▸ **Your assignment**:
All entries must be given again in full, exactly as they were supplied.

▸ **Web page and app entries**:
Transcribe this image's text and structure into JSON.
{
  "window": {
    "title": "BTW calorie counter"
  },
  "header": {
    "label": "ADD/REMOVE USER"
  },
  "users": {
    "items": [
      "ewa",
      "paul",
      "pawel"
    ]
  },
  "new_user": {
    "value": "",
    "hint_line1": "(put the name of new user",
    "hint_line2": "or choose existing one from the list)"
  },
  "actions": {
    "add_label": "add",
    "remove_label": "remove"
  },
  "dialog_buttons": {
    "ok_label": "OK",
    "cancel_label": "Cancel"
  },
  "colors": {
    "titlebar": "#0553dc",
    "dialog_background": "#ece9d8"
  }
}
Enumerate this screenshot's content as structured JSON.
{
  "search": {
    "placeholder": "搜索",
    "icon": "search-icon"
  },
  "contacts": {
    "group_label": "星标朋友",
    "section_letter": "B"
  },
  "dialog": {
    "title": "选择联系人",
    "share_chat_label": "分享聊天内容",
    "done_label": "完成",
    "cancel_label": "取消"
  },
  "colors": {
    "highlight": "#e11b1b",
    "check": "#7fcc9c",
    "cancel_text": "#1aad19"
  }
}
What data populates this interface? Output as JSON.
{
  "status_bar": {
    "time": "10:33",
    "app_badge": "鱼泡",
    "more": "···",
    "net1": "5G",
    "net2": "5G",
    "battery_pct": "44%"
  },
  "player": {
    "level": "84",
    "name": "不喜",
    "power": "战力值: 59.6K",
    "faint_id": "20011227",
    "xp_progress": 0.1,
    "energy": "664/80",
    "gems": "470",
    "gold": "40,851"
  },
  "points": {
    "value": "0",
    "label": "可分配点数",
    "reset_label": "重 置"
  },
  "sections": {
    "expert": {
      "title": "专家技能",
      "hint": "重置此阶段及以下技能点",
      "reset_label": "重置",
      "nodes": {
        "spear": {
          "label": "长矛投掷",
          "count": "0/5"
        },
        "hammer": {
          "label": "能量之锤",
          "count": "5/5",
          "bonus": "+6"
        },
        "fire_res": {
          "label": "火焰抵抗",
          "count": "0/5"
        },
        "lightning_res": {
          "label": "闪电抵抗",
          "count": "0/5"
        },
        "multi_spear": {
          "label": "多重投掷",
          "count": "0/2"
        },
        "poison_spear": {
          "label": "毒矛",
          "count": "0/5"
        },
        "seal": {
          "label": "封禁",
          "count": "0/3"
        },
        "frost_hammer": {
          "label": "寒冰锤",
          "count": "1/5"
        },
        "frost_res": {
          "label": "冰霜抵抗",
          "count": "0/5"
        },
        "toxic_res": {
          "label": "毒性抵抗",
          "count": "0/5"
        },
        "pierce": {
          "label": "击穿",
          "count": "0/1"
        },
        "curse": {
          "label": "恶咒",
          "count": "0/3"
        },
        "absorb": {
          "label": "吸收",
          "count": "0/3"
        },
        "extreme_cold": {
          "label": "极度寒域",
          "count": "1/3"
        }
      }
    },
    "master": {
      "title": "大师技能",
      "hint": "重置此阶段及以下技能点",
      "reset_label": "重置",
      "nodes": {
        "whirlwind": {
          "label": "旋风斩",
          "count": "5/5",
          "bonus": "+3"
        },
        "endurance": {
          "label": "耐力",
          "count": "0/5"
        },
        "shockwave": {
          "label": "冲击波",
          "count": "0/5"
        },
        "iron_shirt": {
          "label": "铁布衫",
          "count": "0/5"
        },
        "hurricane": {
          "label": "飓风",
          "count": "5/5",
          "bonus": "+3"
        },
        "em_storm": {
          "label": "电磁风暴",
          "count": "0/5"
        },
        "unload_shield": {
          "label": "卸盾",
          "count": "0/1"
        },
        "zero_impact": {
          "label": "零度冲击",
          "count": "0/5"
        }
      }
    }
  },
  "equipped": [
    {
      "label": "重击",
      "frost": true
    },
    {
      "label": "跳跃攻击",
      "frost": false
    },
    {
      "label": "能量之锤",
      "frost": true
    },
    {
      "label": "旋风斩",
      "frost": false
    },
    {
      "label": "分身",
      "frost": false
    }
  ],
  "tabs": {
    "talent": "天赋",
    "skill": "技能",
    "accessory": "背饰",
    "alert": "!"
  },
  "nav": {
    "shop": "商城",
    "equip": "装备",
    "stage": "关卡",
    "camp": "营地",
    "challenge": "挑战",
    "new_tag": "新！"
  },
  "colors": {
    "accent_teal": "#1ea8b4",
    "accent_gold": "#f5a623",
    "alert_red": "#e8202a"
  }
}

▸ **Answer to this problem**:
Transcribe this image's text and structure into JSON.
{
  "window": {
    "title": "BTW calorie counter"
  },
  "header": {
    "label": "ADD/REMOVE USER"
  },
  "users": {
    "items": [
      "ewa",
      "paul",
      "pawel"
    ]
  },
  "new_user": {
    "value": "",
    "hint_line1": "(put the name of new user",
    "hint_line2": "or choose existing one from the list)"
  },
  "actions": {
    "add_label": "add",
    "remove_label": "remove"
  },
  "dialog_buttons": {
    "ok_label": "OK",
    "cancel_label": "Cancel"
  },
  "colors": {
    "titlebar": "#0553dc",
    "dialog_background": "#ece9d8"
  }
}
Enumerate this screenshot's content as structured JSON.
{
  "search": {
    "placeholder": "搜索",
    "icon": "search-icon"
  },
  "contacts": {
    "group_label": "星标朋友",
    "section_letter": "B"
  },
  "dialog": {
    "title": "选择联系人",
    "share_chat_label": "分享聊天内容",
    "done_label": "完成",
    "cancel_label": "取消"
  },
  "colors": {
    "highlight": "#e11b1b",
    "check": "#7fcc9c",
    "cancel_text": "#1aad19"
  }
}
What data populates this interface? Output as JSON.
{
  "status_bar": {
    "time": "10:33",
    "app_badge": "鱼泡",
    "more": "···",
    "net1": "5G",
    "net2": "5G",
    "battery_pct": "44%"
  },
  "player": {
    "level": "84",
    "name": "不喜",
    "power": "战力值: 59.6K",
    "faint_id": "20011227",
    "xp_progress": 0.1,
    "energy": "664/80",
    "gems": "470",
    "gold": "40,851"
  },
  "points": {
    "value": "0",
    "label": "可分配点数",
    "reset_label": "重 置"
  },
  "sections": {
    "expert": {
      "title": "专家技能",
      "hint": "重置此阶段及以下技能点",
      "reset_label": "重置",
      "nodes": {
        "spear": {
          "label": "长矛投掷",
          "count": "0/5"
        },
        "hammer": {
          "label": "能量之锤",
          "count": "5/5",
          "bonus": "+6"
        },
        "fire_res": {
          "label": "火焰抵抗",
          "count": "0/5"
        },
        "lightning_res": {
          "label": "闪电抵抗",
          "count": "0/5"
        },
        "multi_spear": {
          "label": "多重投掷",
          "count": "0/2"
        },
        "poison_spear": {
          "label": "毒矛",
          "count": "0/5"
        },
        "seal": {
          "label": "封禁",
          "count": "0/3"
        },
        "frost_hammer": {
          "label": "寒冰锤",
          "count": "1/5"
        },
        "frost_res": {
          "label": "冰霜抵抗",
          "count": "0/5"
        },
        "toxic_res": {
          "label": "毒性抵抗",
          "count": "0/5"
        },
        "pierce": {
          "label": "击穿",
          "count": "0/1"
        },
        "curse": {
          "label": "恶咒",
          "count": "0/3"
        },
        "absorb": {
          "label": "吸收",
          "count": "0/3"
        },
        "extreme_cold": {
          "label": "极度寒域",
          "count": "1/3"
        }
      }
    },
    "master": {
      "title": "大师技能",
      "hint": "重置此阶段及以下技能点",
      "reset_label": "重置",
      "nodes": {
        "whirlwind": {
          "label": "旋风斩",
          "count": "5/5",
          "bonus": "+3"
        },
        "endurance": {
          "label": "耐力",
          "count": "0/5"
        },
        "shockwave": {
          "label": "冲击波",
          "count": "0/5"
        },
        "iron_shirt": {
          "label": "铁布衫",
          "count": "0/5"
        },
        "hurricane": {
          "label": "飓风",
          "count": "5/5",
          "bonus": "+3"
        },
        "em_storm": {
          "label": "电磁风暴",
          "count": "0/5"
        },
        "unload_shield": {
          "label": "卸盾",
          "count": "0/1"
        },
        "zero_impact": {
          "label": "零度冲击",
          "count": "0/5"
        }
      }
    }
  },
  "equipped": [
    {
      "label": "重击",
      "frost": true
    },
    {
      "label": "跳跃攻击",
      "frost": false
    },
    {
      "label": "能量之锤",
      "frost": true
    },
    {
      "label": "旋风斩",
      "frost": false
    },
    {
      "label": "分身",
      "frost": false
    }
  ],
  "tabs": {
    "talent": "天赋",
    "skill": "技能",
    "accessory": "背饰",
    "alert": "!"
  },
  "nav": {
    "shop": "商城",
    "equip": "装备",
    "stage": "关卡",
    "camp": "营地",
    "challenge": "挑战",
    "new_tag": "新！"
  },
  "colors": {
    "accent_teal": "#1ea8b4",
    "accent_gold": "#f5a623",
    "alert_red": "#e8202a"
  }
}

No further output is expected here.